* Directions: All of the data goes into your copy exactly as written. Images do not.

* Task inputs:
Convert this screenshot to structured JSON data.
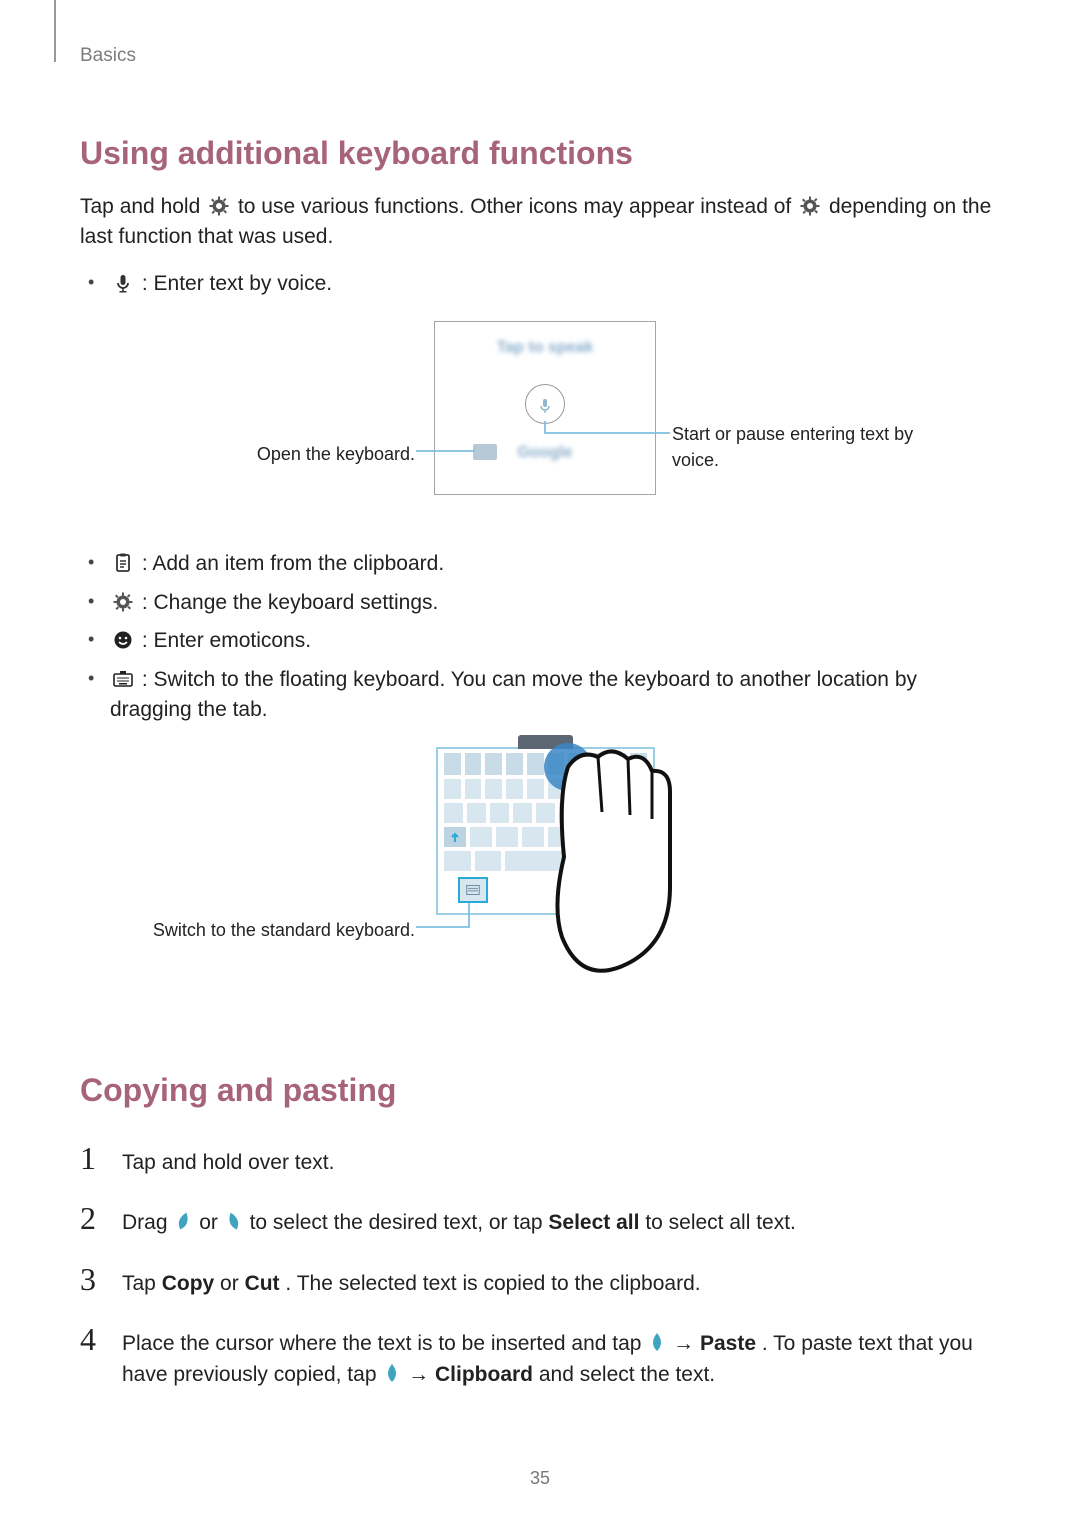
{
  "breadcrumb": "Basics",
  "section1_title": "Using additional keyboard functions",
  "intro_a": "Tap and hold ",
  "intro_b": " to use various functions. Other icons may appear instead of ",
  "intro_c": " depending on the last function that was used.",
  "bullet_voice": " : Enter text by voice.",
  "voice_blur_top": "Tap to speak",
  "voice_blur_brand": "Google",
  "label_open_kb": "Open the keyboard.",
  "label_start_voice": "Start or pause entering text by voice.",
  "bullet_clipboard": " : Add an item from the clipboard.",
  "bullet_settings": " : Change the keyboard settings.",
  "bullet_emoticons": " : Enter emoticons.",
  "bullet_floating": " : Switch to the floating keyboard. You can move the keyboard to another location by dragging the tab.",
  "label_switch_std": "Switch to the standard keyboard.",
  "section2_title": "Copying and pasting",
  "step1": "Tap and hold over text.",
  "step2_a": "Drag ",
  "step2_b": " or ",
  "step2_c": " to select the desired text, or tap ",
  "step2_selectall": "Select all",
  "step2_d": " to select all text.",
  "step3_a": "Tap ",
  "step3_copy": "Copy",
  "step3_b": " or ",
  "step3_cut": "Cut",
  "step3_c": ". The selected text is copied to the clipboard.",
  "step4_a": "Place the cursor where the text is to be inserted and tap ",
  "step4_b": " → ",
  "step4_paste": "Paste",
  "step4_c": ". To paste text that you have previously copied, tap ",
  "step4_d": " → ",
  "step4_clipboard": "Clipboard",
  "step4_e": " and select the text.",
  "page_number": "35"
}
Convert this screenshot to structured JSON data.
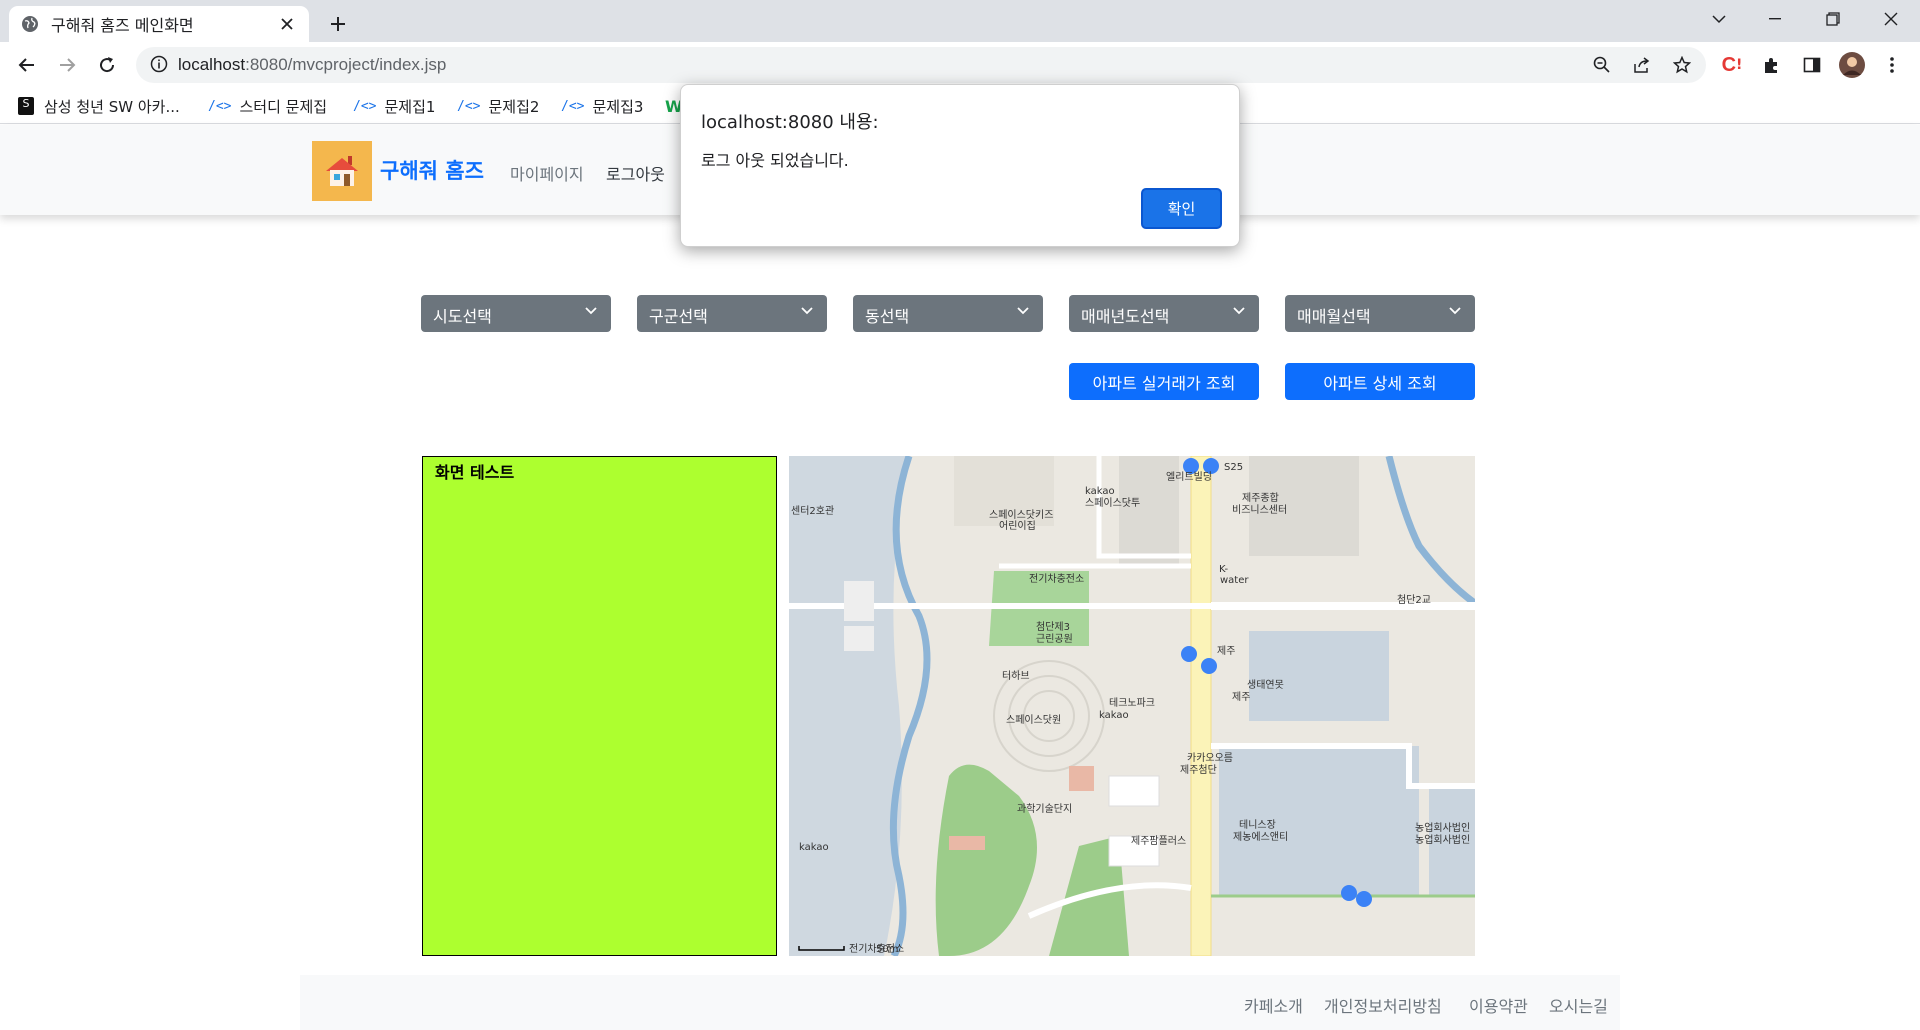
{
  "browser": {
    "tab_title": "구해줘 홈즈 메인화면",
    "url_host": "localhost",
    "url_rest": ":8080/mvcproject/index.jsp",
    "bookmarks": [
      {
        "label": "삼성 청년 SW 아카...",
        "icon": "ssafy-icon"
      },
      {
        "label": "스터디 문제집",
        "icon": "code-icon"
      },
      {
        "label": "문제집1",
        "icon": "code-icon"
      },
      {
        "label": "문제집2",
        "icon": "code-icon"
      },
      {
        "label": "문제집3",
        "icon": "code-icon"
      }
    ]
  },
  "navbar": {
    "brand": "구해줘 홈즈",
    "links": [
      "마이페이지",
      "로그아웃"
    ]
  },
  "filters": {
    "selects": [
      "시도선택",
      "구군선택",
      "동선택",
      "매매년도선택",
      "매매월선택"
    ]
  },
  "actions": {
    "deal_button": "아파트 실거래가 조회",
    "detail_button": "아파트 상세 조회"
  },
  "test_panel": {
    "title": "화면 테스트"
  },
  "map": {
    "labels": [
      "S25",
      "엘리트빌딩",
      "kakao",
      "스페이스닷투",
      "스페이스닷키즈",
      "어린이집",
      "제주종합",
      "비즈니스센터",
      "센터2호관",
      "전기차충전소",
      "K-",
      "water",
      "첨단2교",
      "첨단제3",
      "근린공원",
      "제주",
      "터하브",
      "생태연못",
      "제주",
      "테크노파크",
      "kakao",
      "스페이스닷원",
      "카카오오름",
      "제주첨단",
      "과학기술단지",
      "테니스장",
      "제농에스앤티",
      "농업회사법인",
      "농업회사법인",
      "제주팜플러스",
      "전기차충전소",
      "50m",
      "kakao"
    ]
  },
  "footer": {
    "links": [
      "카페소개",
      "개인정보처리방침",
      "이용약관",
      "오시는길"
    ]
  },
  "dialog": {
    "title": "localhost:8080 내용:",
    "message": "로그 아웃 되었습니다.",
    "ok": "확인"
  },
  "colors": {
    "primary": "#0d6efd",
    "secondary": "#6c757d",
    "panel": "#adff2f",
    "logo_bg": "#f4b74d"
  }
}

* Written response:
Convert this screenshot to structured JSON data.
{
  "breadcrumb": "Basics",
  "section1_title": "Using additional keyboard functions",
  "intro_a": "Tap and hold ",
  "intro_b": " to use various functions. Other icons may appear instead of ",
  "intro_c": " depending on the last function that was used.",
  "bullet_voice": " : Enter text by voice.",
  "voice_blur_top": "Tap to speak",
  "voice_blur_brand": "Google",
  "label_open_kb": "Open the keyboard.",
  "label_start_voice": "Start or pause entering text by voice.",
  "bullet_clipboard": " : Add an item from the clipboard.",
  "bullet_settings": " : Change the keyboard settings.",
  "bullet_emoticons": " : Enter emoticons.",
  "bullet_floating": " : Switch to the floating keyboard. You can move the keyboard to another location by dragging the tab.",
  "label_switch_std": "Switch to the standard keyboard.",
  "section2_title": "Copying and pasting",
  "step1": "Tap and hold over text.",
  "step2_a": "Drag ",
  "step2_b": " or ",
  "step2_c": " to select the desired text, or tap ",
  "step2_selectall": "Select all",
  "step2_d": " to select all text.",
  "step3_a": "Tap ",
  "step3_copy": "Copy",
  "step3_b": " or ",
  "step3_cut": "Cut",
  "step3_c": ". The selected text is copied to the clipboard.",
  "step4_a": "Place the cursor where the text is to be inserted and tap ",
  "step4_b": " → ",
  "step4_paste": "Paste",
  "step4_c": ". To paste text that you have previously copied, tap ",
  "step4_d": " → ",
  "step4_clipboard": "Clipboard",
  "step4_e": " and select the text.",
  "page_number": "35"
}
Convert this screenshot to structured JSON data.
{
  "browser": {
    "tab_title": "구해줘 홈즈 메인화면",
    "url_host": "localhost",
    "url_rest": ":8080/mvcproject/index.jsp",
    "bookmarks": [
      {
        "label": "삼성 청년 SW 아카...",
        "icon": "ssafy-icon"
      },
      {
        "label": "스터디 문제집",
        "icon": "code-icon"
      },
      {
        "label": "문제집1",
        "icon": "code-icon"
      },
      {
        "label": "문제집2",
        "icon": "code-icon"
      },
      {
        "label": "문제집3",
        "icon": "code-icon"
      }
    ]
  },
  "navbar": {
    "brand": "구해줘 홈즈",
    "links": [
      "마이페이지",
      "로그아웃"
    ]
  },
  "filters": {
    "selects": [
      "시도선택",
      "구군선택",
      "동선택",
      "매매년도선택",
      "매매월선택"
    ]
  },
  "actions": {
    "deal_button": "아파트 실거래가 조회",
    "detail_button": "아파트 상세 조회"
  },
  "test_panel": {
    "title": "화면 테스트"
  },
  "map": {
    "labels": [
      "S25",
      "엘리트빌딩",
      "kakao",
      "스페이스닷투",
      "스페이스닷키즈",
      "어린이집",
      "제주종합",
      "비즈니스센터",
      "센터2호관",
      "전기차충전소",
      "K-",
      "water",
      "첨단2교",
      "첨단제3",
      "근린공원",
      "제주",
      "터하브",
      "생태연못",
      "제주",
      "테크노파크",
      "kakao",
      "스페이스닷원",
      "카카오오름",
      "제주첨단",
      "과학기술단지",
      "테니스장",
      "제농에스앤티",
      "농업회사법인",
      "농업회사법인",
      "제주팜플러스",
      "전기차충전소",
      "50m",
      "kakao"
    ]
  },
  "footer": {
    "links": [
      "카페소개",
      "개인정보처리방침",
      "이용약관",
      "오시는길"
    ]
  },
  "dialog": {
    "title": "localhost:8080 내용:",
    "message": "로그 아웃 되었습니다.",
    "ok": "확인"
  },
  "colors": {
    "primary": "#0d6efd",
    "secondary": "#6c757d",
    "panel": "#adff2f",
    "logo_bg": "#f4b74d"
  }
}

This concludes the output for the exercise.